Our newsroom is significantly more diverse now, with more women and people of color in leadership and reporting positions, including Lisa Wilson as executive editor of The News' award-winning Sports section and Dawn Bracely as editorial writer.
The paper's outward appearance has vastly improved, too. With the purchase of new presses in 2004, and a major redesign led by former design director John Davis, The News surely is one of the nation's most attractive and best-organized newspapers. Our visual team, particularly artist Dan Zakroczemski and designer Vincent Chiaramonte, has won innumerable awards at the national and international level.
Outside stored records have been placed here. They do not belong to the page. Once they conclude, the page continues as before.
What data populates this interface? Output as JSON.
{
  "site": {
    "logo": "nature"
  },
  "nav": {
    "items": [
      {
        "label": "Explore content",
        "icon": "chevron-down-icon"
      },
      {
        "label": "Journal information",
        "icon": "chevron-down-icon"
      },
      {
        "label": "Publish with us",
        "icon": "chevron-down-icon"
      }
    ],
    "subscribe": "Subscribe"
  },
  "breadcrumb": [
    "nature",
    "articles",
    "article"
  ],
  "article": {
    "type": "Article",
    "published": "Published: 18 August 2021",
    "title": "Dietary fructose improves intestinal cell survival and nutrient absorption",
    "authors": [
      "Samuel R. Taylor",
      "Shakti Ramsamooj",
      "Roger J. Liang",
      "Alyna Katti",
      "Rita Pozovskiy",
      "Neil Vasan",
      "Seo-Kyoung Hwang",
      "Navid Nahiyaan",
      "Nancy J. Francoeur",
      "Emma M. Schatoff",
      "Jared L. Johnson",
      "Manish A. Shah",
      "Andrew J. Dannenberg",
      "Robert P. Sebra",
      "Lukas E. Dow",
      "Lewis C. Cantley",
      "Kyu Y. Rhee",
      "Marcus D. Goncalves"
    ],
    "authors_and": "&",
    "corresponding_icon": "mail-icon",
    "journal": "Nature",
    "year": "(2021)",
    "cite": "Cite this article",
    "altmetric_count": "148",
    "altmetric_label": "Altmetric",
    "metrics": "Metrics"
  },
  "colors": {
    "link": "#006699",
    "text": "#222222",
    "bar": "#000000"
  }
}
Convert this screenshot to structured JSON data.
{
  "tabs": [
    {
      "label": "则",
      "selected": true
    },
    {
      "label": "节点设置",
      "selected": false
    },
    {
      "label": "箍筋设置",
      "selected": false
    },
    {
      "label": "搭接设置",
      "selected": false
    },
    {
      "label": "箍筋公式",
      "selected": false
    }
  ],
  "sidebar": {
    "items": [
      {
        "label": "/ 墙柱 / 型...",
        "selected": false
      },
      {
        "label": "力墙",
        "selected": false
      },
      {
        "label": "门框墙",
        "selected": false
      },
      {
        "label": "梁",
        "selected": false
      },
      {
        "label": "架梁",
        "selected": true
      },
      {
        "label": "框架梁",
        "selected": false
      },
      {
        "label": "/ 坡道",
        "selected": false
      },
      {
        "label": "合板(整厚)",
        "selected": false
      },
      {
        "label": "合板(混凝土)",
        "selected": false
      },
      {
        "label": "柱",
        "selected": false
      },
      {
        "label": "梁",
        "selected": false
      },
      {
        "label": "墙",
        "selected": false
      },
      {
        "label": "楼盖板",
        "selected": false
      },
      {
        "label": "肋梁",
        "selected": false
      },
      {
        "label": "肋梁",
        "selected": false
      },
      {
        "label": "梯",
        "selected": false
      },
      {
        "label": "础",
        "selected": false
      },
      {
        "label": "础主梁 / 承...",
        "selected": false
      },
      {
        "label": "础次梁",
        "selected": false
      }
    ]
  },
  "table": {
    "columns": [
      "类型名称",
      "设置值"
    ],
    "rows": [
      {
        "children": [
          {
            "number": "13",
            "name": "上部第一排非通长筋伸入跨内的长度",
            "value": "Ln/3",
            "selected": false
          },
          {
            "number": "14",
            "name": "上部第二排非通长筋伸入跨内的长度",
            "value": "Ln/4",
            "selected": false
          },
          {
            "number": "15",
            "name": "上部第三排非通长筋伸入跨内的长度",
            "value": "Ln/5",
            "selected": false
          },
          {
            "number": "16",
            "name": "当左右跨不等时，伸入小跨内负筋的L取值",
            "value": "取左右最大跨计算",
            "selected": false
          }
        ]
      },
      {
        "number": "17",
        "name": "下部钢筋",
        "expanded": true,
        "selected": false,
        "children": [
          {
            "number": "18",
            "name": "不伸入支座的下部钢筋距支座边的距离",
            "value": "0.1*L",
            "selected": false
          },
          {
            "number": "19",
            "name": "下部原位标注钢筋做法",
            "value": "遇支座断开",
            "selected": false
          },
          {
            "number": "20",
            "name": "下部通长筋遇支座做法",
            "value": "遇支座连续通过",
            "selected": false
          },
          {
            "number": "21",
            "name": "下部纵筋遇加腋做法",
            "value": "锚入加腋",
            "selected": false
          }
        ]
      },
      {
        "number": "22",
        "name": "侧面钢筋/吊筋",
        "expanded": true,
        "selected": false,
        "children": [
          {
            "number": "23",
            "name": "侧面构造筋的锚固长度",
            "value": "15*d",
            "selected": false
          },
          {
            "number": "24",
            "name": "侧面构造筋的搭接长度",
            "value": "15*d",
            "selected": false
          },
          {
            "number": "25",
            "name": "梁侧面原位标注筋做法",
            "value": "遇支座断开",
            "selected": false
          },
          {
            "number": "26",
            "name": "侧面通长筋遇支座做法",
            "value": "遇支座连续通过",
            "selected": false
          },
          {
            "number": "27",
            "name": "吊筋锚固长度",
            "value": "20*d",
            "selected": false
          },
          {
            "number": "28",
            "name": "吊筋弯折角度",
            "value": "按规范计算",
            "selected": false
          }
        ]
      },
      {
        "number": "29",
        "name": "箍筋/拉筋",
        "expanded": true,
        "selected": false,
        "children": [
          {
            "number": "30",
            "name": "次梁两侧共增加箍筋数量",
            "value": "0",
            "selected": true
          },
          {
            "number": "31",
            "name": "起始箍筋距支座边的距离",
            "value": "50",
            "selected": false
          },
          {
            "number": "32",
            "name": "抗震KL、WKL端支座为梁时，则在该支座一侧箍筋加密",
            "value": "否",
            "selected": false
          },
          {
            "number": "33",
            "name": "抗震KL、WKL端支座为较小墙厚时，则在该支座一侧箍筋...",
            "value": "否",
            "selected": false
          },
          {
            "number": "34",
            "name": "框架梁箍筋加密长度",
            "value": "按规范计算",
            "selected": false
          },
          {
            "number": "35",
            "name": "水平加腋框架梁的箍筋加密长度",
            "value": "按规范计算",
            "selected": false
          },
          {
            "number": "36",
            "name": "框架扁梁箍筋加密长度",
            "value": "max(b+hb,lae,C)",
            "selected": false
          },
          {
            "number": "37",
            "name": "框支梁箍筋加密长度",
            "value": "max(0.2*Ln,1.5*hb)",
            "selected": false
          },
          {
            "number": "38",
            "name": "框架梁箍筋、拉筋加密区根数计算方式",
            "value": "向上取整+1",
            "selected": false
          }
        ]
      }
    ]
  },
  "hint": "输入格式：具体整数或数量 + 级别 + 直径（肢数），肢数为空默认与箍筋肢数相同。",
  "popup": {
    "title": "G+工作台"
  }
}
Deputy Editorial Page Editor Kevin Walter has written many a powerful series in Sunday Viewpoints and on the Opinion pages. And, since The News has won two Pulitzer Prizes for political cartooning, I'm glad to have hired Adam Zyglis, who I believe will snag our third someday. (In an era of extreme cost-cutting, many papers have eliminated political cartoonists, along with investigative teams and Washington and statehouse bureaus. The News still has them all.)
> Reporting on Buffalo's thorniest issues
Buffalo is one of the poorest cities in the nation, and much of our most important reporting has focused on issues related to that – and to the region's often dysfunctional governmental bodies. A 2006 series called "The High Cost of Being Poor," by Rod Watson and Jonathan Epstein, revealed systemic unfairness. A broader series by Mark Sommer and others examined every aspect of lives spent in poverty. Mary Pasciak's probing reports on the troubled city schools helped push an ineffective schools superintendent out of office and created the potential for a turnaround that will benefit 34,000 children.
When I established The News' first investigative team in 2000, I was confident that it would flourish under the guidance of Susan Schulman, and it has. Its has had a rotating staff, but it now comprises Dan Herbeck, Matt Spina and Schulman.
I'm awed by the enterprising journalism this talented staff has produced year after year. The investigative team's work – and that of other reporters on the staff – has resulted in a remarkable run of meaningful journalism: eight consecutive years in which The News has won the Distinguished Community Service Award from the New York State Newspaper Publishers Association.
We earned these awards for work done from 2003 to 2011, competing against the largest downstate newspapers, for stories on inequities in education, poverty and reforms in airline safety after the crash of Flight 3407. Last year's award was for a series on prescription drug abuse that has changed laws and, undoubtedly, saved lives.
I am heading out while the streak is still going strong. And, as I go to my next chapter – it begins a mere nine days from today – I am deeply grateful to have had this chance: to be the editor of my hometown daily, to foster the kind of journalism I value so highly, to hire and promote and nurture a magnificent newsroom staff – a staff that is in many ways like a family to me.
I can't imagine a higher honor.